Positive Self-talk


Positive self-talk can support self-efficacy, optimism, Self-regulation, and a Learner Mindset. How adults identify as learners and their persistence when faced with a challenge can be impacted by their internal dialogue. Practicing positive self-talk is important across the lifespan due to the clear relationship between self-talk and performance, mental and physical health, and stress-related variables.

Self-talk can be thought in one's mind or spoken out loud for any of the following purposes: interpreting one's feelings and perceptions, regulating and changing evaluations, or giving oneself instructions or reinforcement. Four types of self-talk include positive, negative, motivational, and instructional. Positive self-talk can support stress reduction, increased Attention, and increased Cognitive Flexibility while mitigating negative effects of Adverse Experiences.

Use It In Your Learning Environment
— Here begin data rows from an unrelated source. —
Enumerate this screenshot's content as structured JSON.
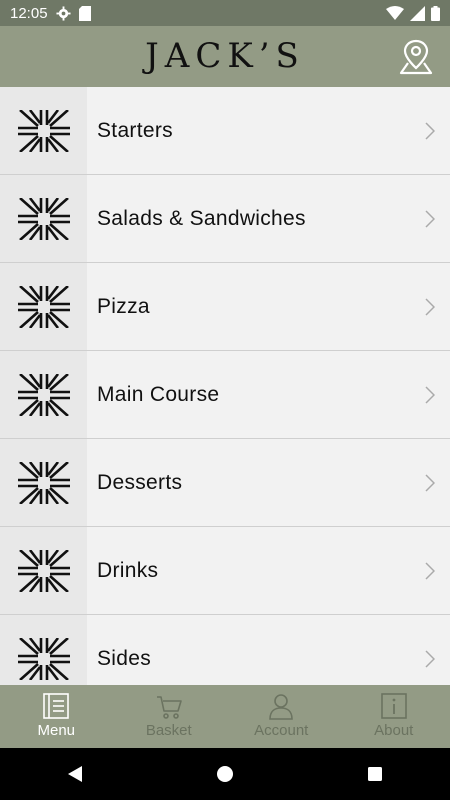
{
  "status_bar": {
    "time": "12:05"
  },
  "header": {
    "logo": "JACK’S"
  },
  "menu": {
    "items": [
      {
        "label": "Starters"
      },
      {
        "label": "Salads & Sandwiches"
      },
      {
        "label": "Pizza"
      },
      {
        "label": "Main Course"
      },
      {
        "label": "Desserts"
      },
      {
        "label": "Drinks"
      },
      {
        "label": "Sides"
      }
    ]
  },
  "bottom_nav": {
    "items": [
      {
        "label": "Menu",
        "icon": "menu-book-icon",
        "active": true
      },
      {
        "label": "Basket",
        "icon": "cart-icon",
        "active": false
      },
      {
        "label": "Account",
        "icon": "person-icon",
        "active": false
      },
      {
        "label": "About",
        "icon": "info-icon",
        "active": false
      }
    ]
  },
  "colors": {
    "status_bar": "#6f7866",
    "header": "#939b85",
    "nav_active": "#ffffff",
    "nav_inactive": "#6b7360",
    "row_background": "#f2f2f2"
  }
}
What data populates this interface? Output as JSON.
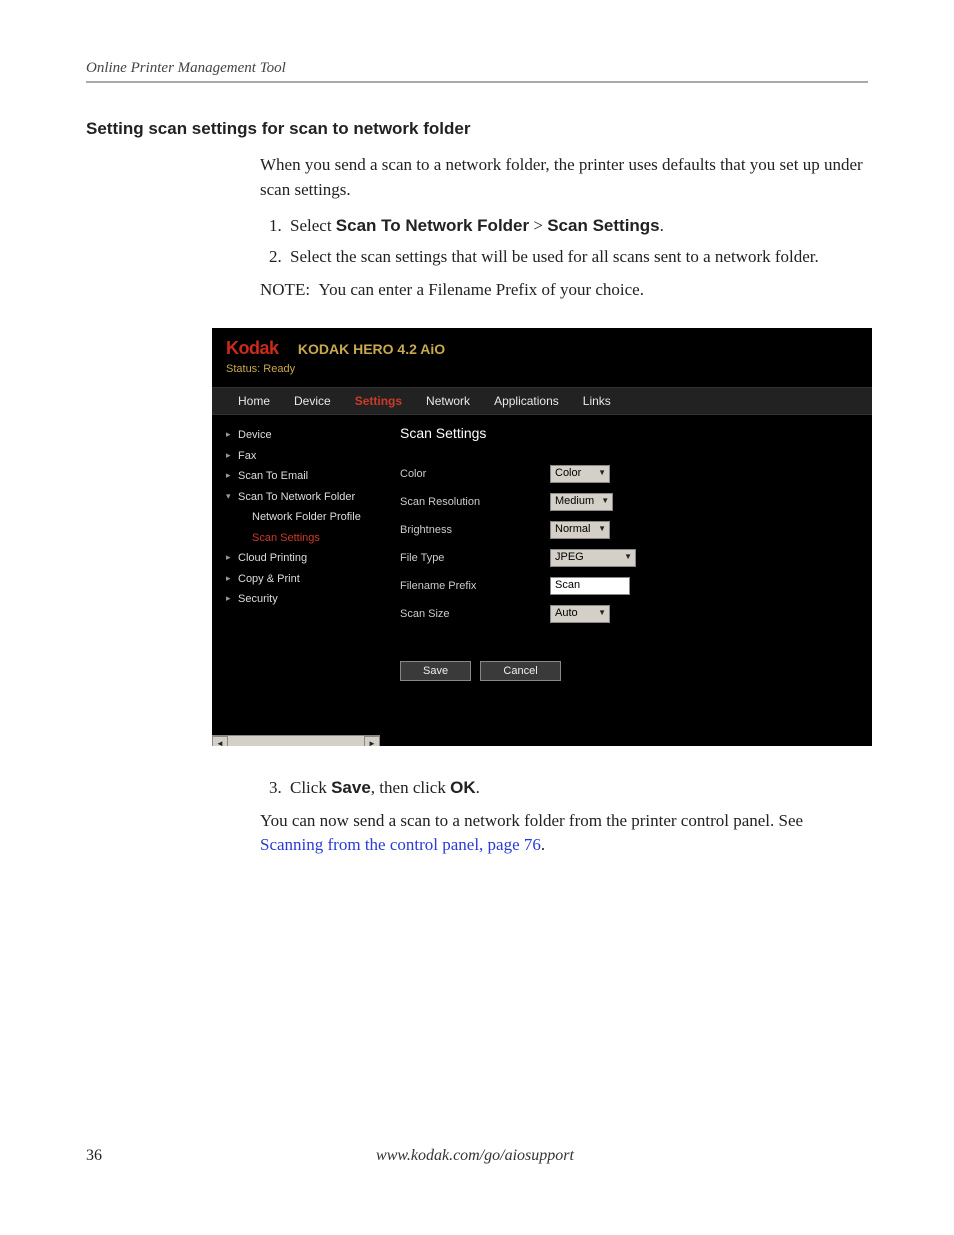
{
  "header": {
    "running": "Online Printer Management Tool"
  },
  "section": {
    "heading": "Setting scan settings for scan to network folder",
    "intro": "When you send a scan to a network folder, the printer uses defaults that you set up under scan settings.",
    "step1_pre": "Select ",
    "step1_b1": "Scan To Network Folder",
    "step1_mid": " > ",
    "step1_b2": "Scan Settings",
    "step1_end": ".",
    "step2": "Select the scan settings that will be used for all scans sent to a network folder.",
    "note_label": "NOTE:",
    "note_text": "You can enter a Filename Prefix of your choice.",
    "step3_pre": "Click ",
    "step3_b1": "Save",
    "step3_mid": ", then click ",
    "step3_b2": "OK",
    "step3_end": ".",
    "after": "You can now send a scan to a network folder from the printer control panel. See ",
    "link": "Scanning from the control panel, page 76",
    "after_end": "."
  },
  "ui": {
    "logo": "Kodak",
    "product": "KODAK HERO 4.2 AiO",
    "status": "Status: Ready",
    "tabs": [
      "Home",
      "Device",
      "Settings",
      "Network",
      "Applications",
      "Links"
    ],
    "active_tab": 2,
    "sidebar": [
      {
        "label": "Device",
        "caret": "▸",
        "sub": false
      },
      {
        "label": "Fax",
        "caret": "▸",
        "sub": false
      },
      {
        "label": "Scan To Email",
        "caret": "▸",
        "sub": false
      },
      {
        "label": "Scan To Network Folder",
        "caret": "▾",
        "sub": false
      },
      {
        "label": "Network Folder Profile",
        "caret": "",
        "sub": true
      },
      {
        "label": "Scan Settings",
        "caret": "",
        "sub": true,
        "selected": true
      },
      {
        "label": "Cloud Printing",
        "caret": "▸",
        "sub": false
      },
      {
        "label": "Copy & Print",
        "caret": "▸",
        "sub": false
      },
      {
        "label": "Security",
        "caret": "▸",
        "sub": false
      }
    ],
    "panel": {
      "title": "Scan Settings",
      "rows": {
        "color": {
          "label": "Color",
          "value": "Color",
          "type": "select"
        },
        "resolution": {
          "label": "Scan Resolution",
          "value": "Medium",
          "type": "select"
        },
        "brightness": {
          "label": "Brightness",
          "value": "Normal",
          "type": "select"
        },
        "filetype": {
          "label": "File Type",
          "value": "JPEG",
          "type": "select",
          "wide": true
        },
        "prefix": {
          "label": "Filename Prefix",
          "value": "Scan",
          "type": "input"
        },
        "scansize": {
          "label": "Scan Size",
          "value": "Auto",
          "type": "select"
        }
      },
      "save": "Save",
      "cancel": "Cancel"
    }
  },
  "footer": {
    "page": "36",
    "url": "www.kodak.com/go/aiosupport"
  }
}
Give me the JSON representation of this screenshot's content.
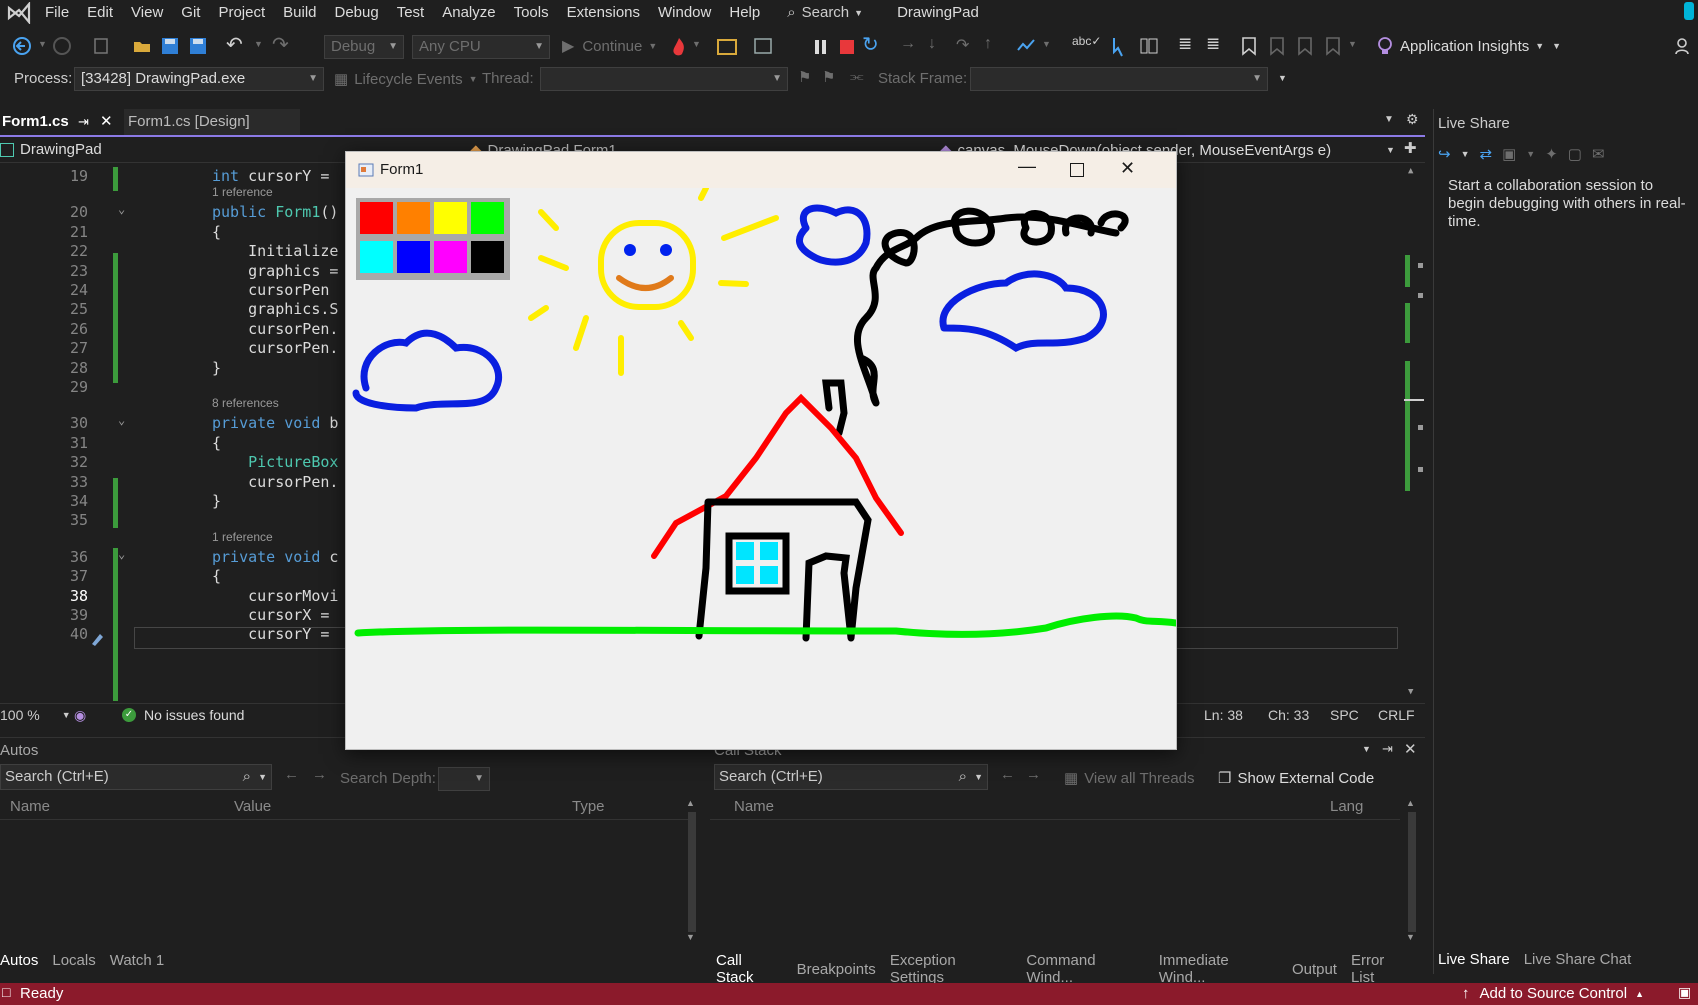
{
  "menu": {
    "items": [
      "File",
      "Edit",
      "View",
      "Git",
      "Project",
      "Build",
      "Debug",
      "Test",
      "Analyze",
      "Tools",
      "Extensions",
      "Window",
      "Help"
    ],
    "search_label": "Search",
    "solution_name": "DrawingPad"
  },
  "toolbar": {
    "config": "Debug",
    "platform": "Any CPU",
    "continue_label": "Continue",
    "app_insights": "Application Insights"
  },
  "debug_toolbar": {
    "process_label": "Process:",
    "process_value": "[33428] DrawingPad.exe",
    "lifecycle_label": "Lifecycle Events",
    "thread_label": "Thread:",
    "stack_frame_label": "Stack Frame:"
  },
  "doc_tabs": {
    "active": "Form1.cs",
    "design": "Form1.cs [Design]"
  },
  "navbar": {
    "project": "DrawingPad",
    "type": "DrawingPad.Form1",
    "member": "canvas_MouseDown(object sender, MouseEventArgs e)"
  },
  "editor": {
    "lines": [
      {
        "n": "19",
        "t": "int cursorY ="
      },
      {
        "n": "20",
        "t": "public Form1()"
      },
      {
        "n": "21",
        "t": "{"
      },
      {
        "n": "22",
        "t": "    Initialize"
      },
      {
        "n": "23",
        "t": "    graphics ="
      },
      {
        "n": "24",
        "t": "    cursorPen"
      },
      {
        "n": "25",
        "t": "    graphics.S"
      },
      {
        "n": "26",
        "t": "    cursorPen."
      },
      {
        "n": "27",
        "t": "    cursorPen."
      },
      {
        "n": "28",
        "t": "}"
      },
      {
        "n": "29",
        "t": ""
      },
      {
        "n": "30",
        "t": "private void b"
      },
      {
        "n": "31",
        "t": "{"
      },
      {
        "n": "32",
        "t": "    PictureBox"
      },
      {
        "n": "33",
        "t": "    cursorPen."
      },
      {
        "n": "34",
        "t": "}"
      },
      {
        "n": "35",
        "t": ""
      },
      {
        "n": "36",
        "t": "private void c"
      },
      {
        "n": "37",
        "t": "{"
      },
      {
        "n": "38",
        "t": "    cursorMovi"
      },
      {
        "n": "39",
        "t": "    cursorX ="
      },
      {
        "n": "40",
        "t": "    cursorY ="
      }
    ],
    "refs": {
      "r1": "1 reference",
      "r8": "8 references",
      "r1b": "1 reference"
    }
  },
  "editor_status": {
    "zoom": "100 %",
    "issues": "No issues found",
    "ln": "Ln: 38",
    "ch": "Ch: 33",
    "spc": "SPC",
    "crlf": "CRLF"
  },
  "form1": {
    "title": "Form1",
    "palette_colors": [
      "#ff0000",
      "#ff8000",
      "#ffff00",
      "#00ff00",
      "#00ffff",
      "#0000ff",
      "#ff00ff",
      "#000000"
    ]
  },
  "live_share": {
    "title": "Live Share",
    "message": "Start a collaboration session to begin debugging with others in real-time.",
    "tabs": [
      "Live Share",
      "Live Share Chat"
    ]
  },
  "autos": {
    "title": "Autos",
    "search_placeholder": "Search (Ctrl+E)",
    "search_depth": "Search Depth:",
    "columns": [
      "Name",
      "Value",
      "Type"
    ],
    "tabs": [
      "Autos",
      "Locals",
      "Watch 1"
    ]
  },
  "callstack": {
    "title": "Call Stack",
    "search_placeholder": "Search (Ctrl+E)",
    "view_threads": "View all Threads",
    "show_external": "Show External Code",
    "columns": [
      "Name",
      "Lang"
    ],
    "tabs": [
      "Call Stack",
      "Breakpoints",
      "Exception Settings",
      "Command Wind...",
      "Immediate Wind...",
      "Output",
      "Error List"
    ]
  },
  "statusbar": {
    "ready": "Ready",
    "source_control": "Add to Source Control"
  },
  "colors": {
    "accent": "#8c7ae6",
    "statusbar": "#8b1a2b",
    "green_change": "#3c9b3c"
  }
}
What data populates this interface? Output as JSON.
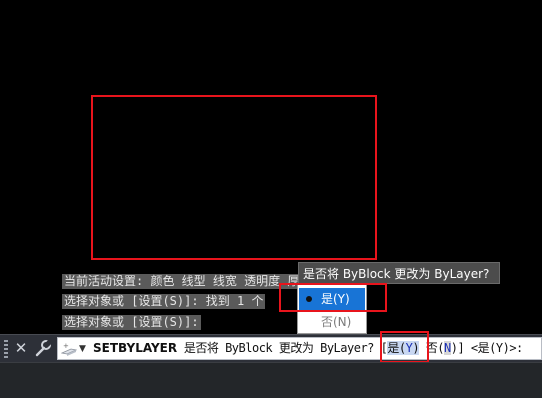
{
  "history": {
    "line1": "当前活动设置: 颜色 线型 线宽 透明度 厚度",
    "line2": "选择对象或 [设置(S)]: 找到 1 个",
    "line3": "选择对象或 [设置(S)]:"
  },
  "context_menu": {
    "title": "是否将 ByBlock 更改为 ByLayer?",
    "items": [
      {
        "label": "是(Y)",
        "selected": true
      },
      {
        "label": "否(N)",
        "selected": false
      }
    ]
  },
  "command_line": {
    "command": "SETBYLAYER",
    "prompt_text": " 是否将 ByBlock 更改为 ByLayer? [",
    "option_yes_prefix": "是(",
    "option_yes_key": "Y",
    "option_yes_suffix": ")",
    "option_no_prefix": " 否(",
    "option_no_key": "N",
    "option_no_suffix": ")",
    "prompt_end": "] <是(Y)>:"
  },
  "icons": {
    "close": "close-icon",
    "customize": "wrench-icon",
    "command_prompt": "command-prompt-icon",
    "recent": "chevron-down-icon"
  },
  "colors": {
    "canvas": "#000000",
    "highlight_red": "#e8141c",
    "menu_selected": "#1874d6",
    "option_blue": "#1a2fb5"
  }
}
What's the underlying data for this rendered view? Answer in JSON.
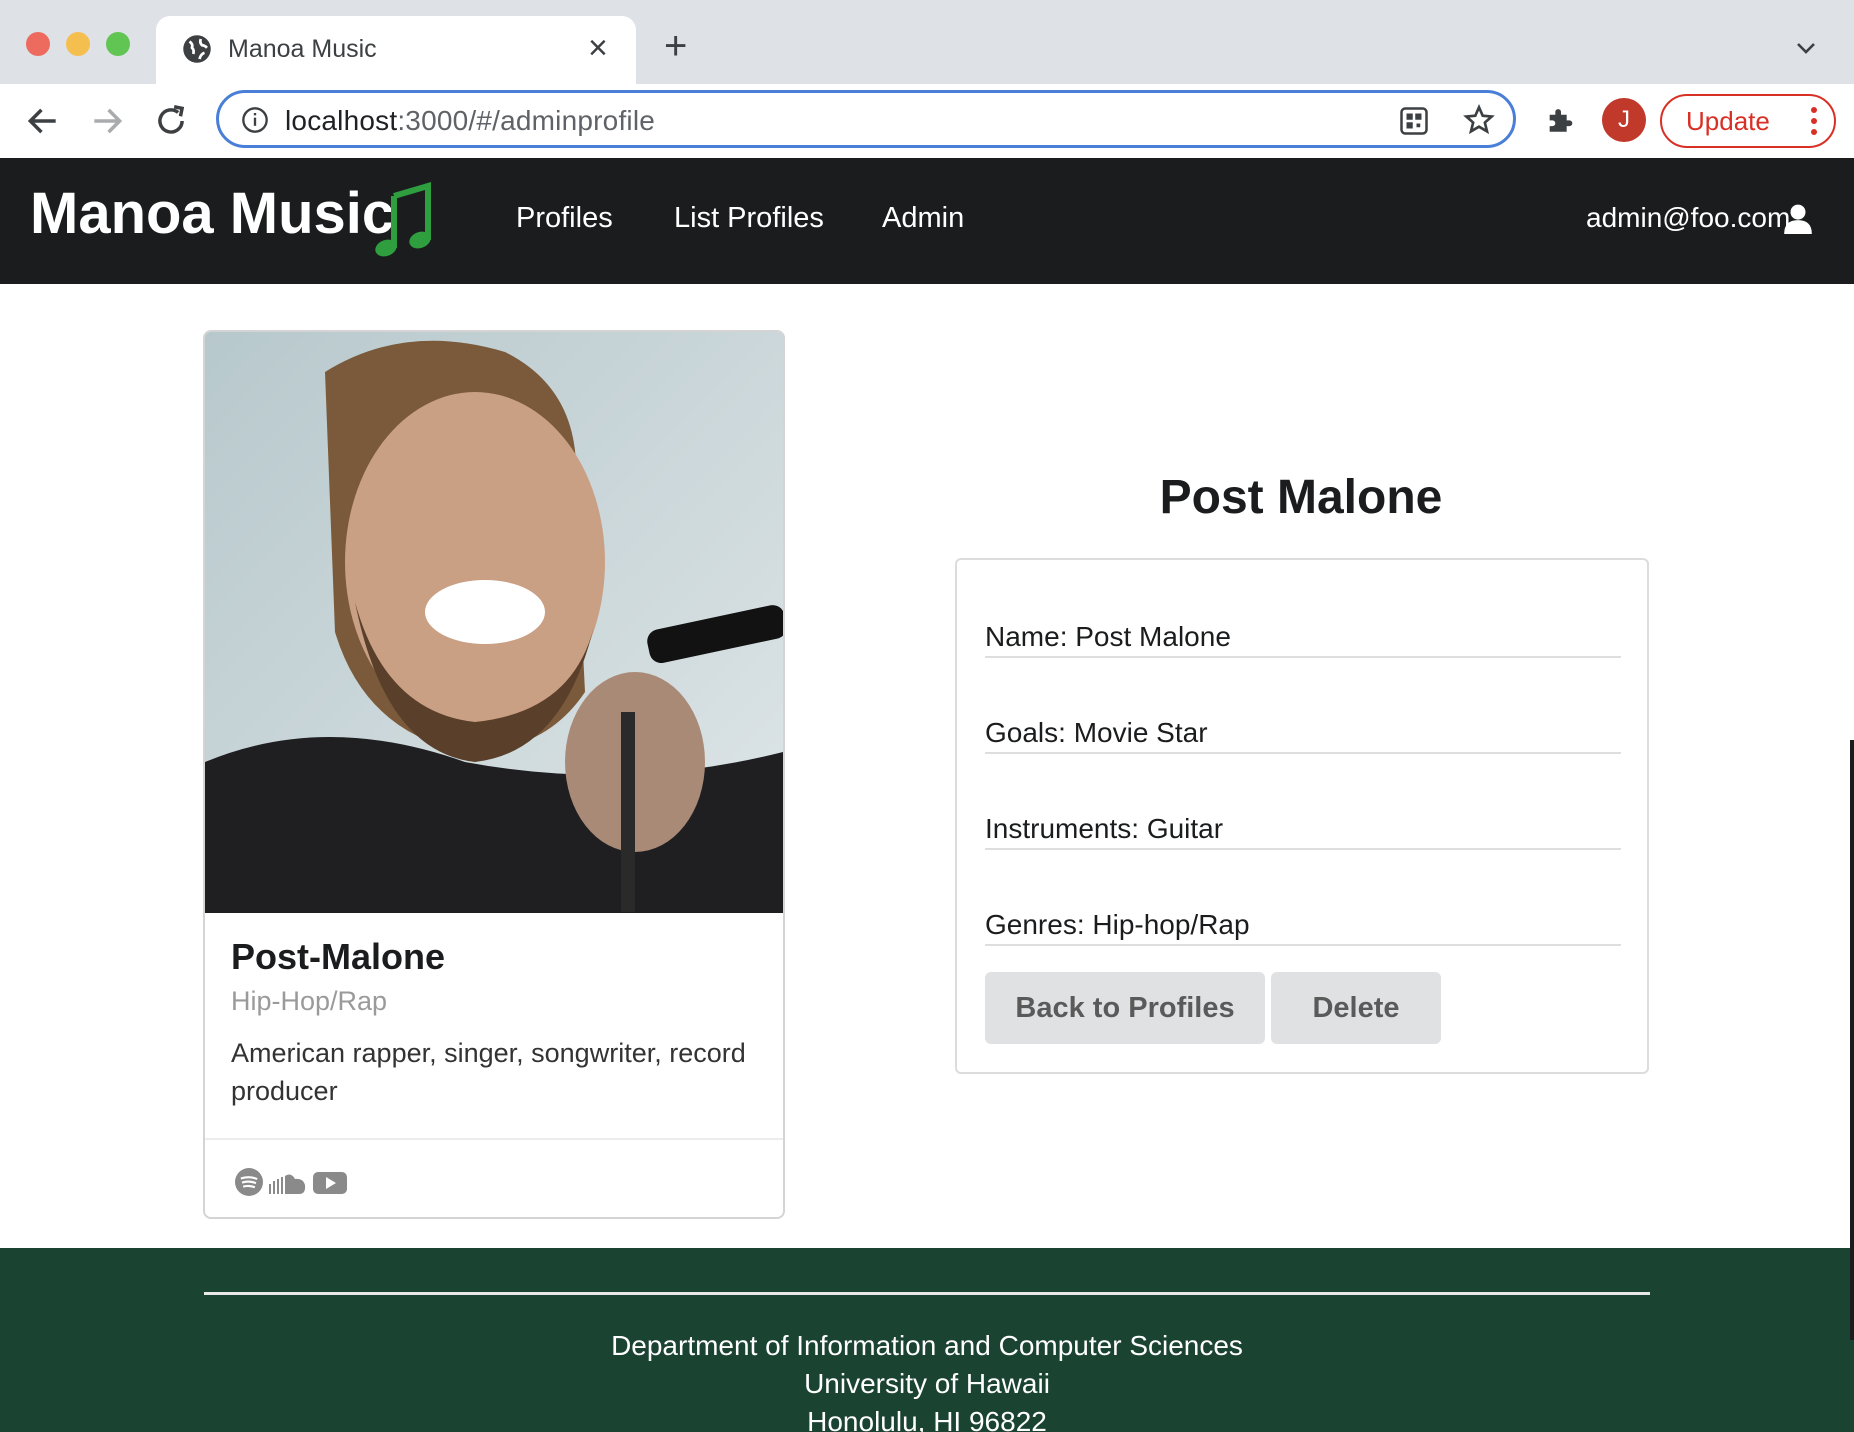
{
  "browser": {
    "tab_title": "Manoa Music",
    "url_host": "localhost",
    "url_rest": ":3000/#/adminprofile",
    "avatar_letter": "J",
    "update_label": "Update"
  },
  "navbar": {
    "brand": "Manoa Music",
    "links": [
      "Profiles",
      "List Profiles",
      "Admin"
    ],
    "user_email": "admin@foo.com"
  },
  "card": {
    "header": "Post-Malone",
    "meta": "Hip-Hop/Rap",
    "description": "American rapper, singer, songwriter, record producer",
    "social_icons": [
      "spotify-icon",
      "soundcloud-icon",
      "youtube-icon"
    ]
  },
  "profile": {
    "title": "Post Malone",
    "name": "Name: Post Malone",
    "goals": "Goals: Movie Star",
    "instruments": "Instruments: Guitar",
    "genres": "Genres: Hip-hop/Rap",
    "back_label": "Back to Profiles",
    "delete_label": "Delete"
  },
  "footer": {
    "line1": "Department of Information and Computer Sciences",
    "line2": "University of Hawaii",
    "line3": "Honolulu, HI 96822"
  },
  "colors": {
    "navbar_bg": "#1b1c1d",
    "footer_bg": "#1b4332",
    "brand_note": "#2e9e3e",
    "update_red": "#d93025",
    "omnibox_focus": "#4a7fd8"
  }
}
Small shifts in the language people use to refer to the self can influence their ability to regulate their thoughts, feelings, and behaviors in stress-related contexts. Self-talk can involve using "I" statements, "you" referring to the self, or "distanced self-talk" using one's own name and other non-first person pronouns. Distanced self-talk has been found to be particularly effective in adults' Sel